### INSTRUCTIONS TO FOLLOW
For the entries that follow, say how many lines hold the string "iPhone", with nothing else in the reply.

### PROVIDED RECORDS
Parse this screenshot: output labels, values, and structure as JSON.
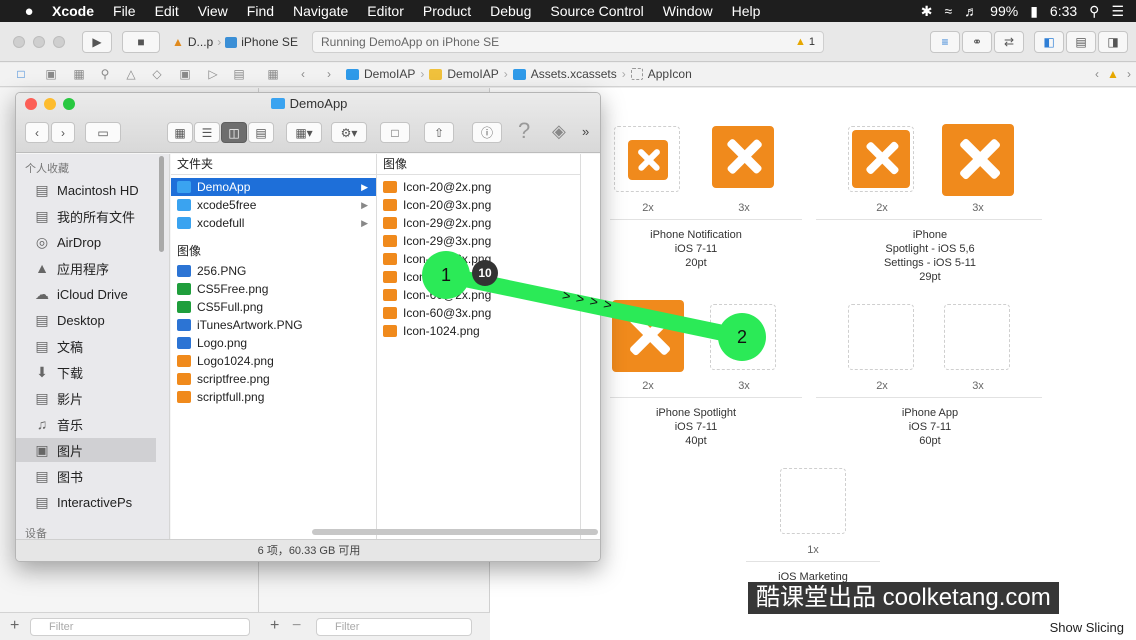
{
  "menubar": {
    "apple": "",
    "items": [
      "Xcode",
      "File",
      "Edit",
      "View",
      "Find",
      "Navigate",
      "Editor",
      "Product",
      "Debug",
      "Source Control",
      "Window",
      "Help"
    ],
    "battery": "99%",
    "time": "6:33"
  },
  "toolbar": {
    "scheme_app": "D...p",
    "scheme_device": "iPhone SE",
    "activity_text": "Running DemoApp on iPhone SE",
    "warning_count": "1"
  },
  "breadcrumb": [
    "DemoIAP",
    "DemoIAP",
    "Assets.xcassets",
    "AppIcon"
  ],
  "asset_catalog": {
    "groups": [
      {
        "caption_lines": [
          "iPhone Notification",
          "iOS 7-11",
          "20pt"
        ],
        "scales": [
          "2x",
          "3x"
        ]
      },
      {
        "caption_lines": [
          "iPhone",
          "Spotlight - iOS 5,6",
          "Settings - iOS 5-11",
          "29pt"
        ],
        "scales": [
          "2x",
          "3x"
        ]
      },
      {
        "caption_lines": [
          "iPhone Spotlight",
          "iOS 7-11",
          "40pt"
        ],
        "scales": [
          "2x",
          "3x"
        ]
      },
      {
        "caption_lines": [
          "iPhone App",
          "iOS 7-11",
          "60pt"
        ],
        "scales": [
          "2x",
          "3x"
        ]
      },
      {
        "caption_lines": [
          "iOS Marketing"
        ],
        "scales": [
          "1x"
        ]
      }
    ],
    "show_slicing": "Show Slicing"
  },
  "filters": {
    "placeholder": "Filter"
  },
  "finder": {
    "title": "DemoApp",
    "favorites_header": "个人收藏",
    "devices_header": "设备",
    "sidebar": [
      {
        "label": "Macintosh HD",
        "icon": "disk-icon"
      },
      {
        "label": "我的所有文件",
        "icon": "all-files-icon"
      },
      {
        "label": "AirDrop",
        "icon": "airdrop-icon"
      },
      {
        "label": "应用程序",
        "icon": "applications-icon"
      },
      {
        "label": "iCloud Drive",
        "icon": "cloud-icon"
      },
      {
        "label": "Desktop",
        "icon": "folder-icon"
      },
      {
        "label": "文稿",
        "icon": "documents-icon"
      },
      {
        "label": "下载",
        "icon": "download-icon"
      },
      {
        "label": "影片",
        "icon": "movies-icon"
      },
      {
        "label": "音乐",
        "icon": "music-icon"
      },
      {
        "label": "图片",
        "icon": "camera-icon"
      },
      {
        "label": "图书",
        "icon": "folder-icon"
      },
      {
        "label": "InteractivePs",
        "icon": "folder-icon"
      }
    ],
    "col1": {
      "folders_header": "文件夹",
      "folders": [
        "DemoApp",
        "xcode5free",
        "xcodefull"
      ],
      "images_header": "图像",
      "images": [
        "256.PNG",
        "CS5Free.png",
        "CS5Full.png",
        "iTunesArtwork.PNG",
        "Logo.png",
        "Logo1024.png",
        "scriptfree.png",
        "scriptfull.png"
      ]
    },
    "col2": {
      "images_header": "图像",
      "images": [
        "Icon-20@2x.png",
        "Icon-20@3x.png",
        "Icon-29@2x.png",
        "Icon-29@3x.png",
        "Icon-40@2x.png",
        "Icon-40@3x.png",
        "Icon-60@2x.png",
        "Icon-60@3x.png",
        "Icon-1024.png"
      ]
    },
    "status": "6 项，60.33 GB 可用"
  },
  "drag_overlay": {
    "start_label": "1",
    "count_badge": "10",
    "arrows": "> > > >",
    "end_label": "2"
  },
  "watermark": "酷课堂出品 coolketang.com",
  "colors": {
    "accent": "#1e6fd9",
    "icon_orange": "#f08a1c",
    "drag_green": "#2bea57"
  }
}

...

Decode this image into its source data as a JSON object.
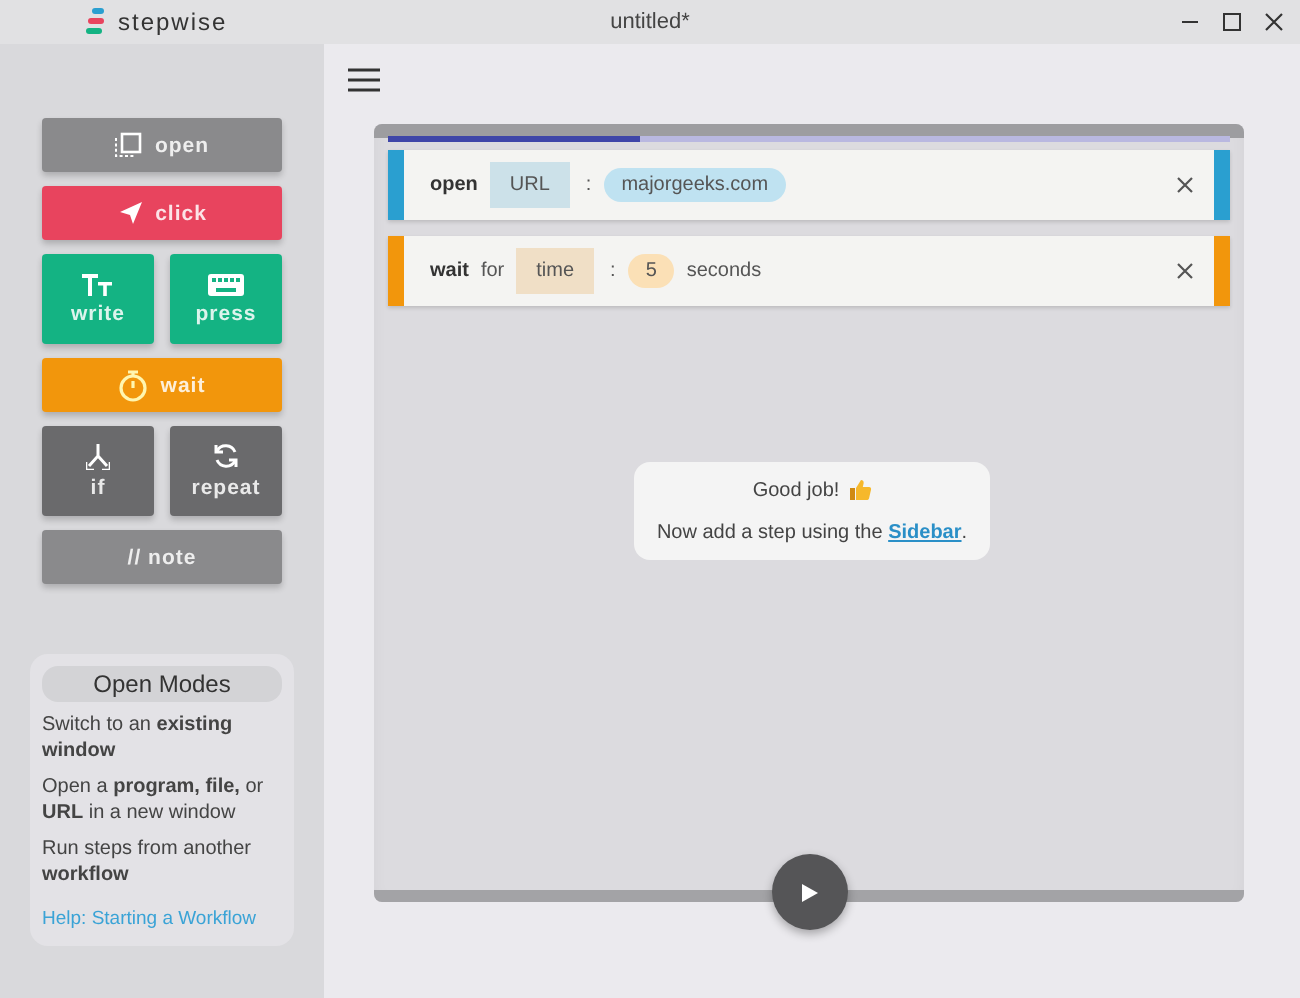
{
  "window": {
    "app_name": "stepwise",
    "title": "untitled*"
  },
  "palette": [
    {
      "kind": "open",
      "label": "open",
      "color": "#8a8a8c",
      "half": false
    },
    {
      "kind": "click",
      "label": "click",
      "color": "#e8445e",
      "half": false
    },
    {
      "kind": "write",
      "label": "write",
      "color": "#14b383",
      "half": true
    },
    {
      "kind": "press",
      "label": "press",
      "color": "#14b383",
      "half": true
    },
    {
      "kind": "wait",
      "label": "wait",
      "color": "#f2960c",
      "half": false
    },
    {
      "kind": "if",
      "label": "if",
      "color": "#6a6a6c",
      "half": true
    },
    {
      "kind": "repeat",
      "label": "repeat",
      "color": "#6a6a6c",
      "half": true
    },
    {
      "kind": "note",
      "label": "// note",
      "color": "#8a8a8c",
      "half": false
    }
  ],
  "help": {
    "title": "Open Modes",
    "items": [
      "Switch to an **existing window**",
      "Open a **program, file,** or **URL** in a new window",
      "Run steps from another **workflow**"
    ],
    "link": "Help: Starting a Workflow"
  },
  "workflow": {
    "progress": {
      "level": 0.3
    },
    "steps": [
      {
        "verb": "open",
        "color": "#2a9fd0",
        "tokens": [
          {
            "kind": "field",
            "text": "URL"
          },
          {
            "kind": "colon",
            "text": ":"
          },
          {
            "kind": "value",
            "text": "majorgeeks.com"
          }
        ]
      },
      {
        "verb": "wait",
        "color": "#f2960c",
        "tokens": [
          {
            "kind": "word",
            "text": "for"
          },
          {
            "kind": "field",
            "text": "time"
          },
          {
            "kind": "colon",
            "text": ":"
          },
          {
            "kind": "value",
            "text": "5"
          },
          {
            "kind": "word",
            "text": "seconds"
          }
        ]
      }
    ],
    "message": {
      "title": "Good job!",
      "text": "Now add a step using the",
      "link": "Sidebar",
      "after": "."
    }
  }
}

### TASK SOLUTION
6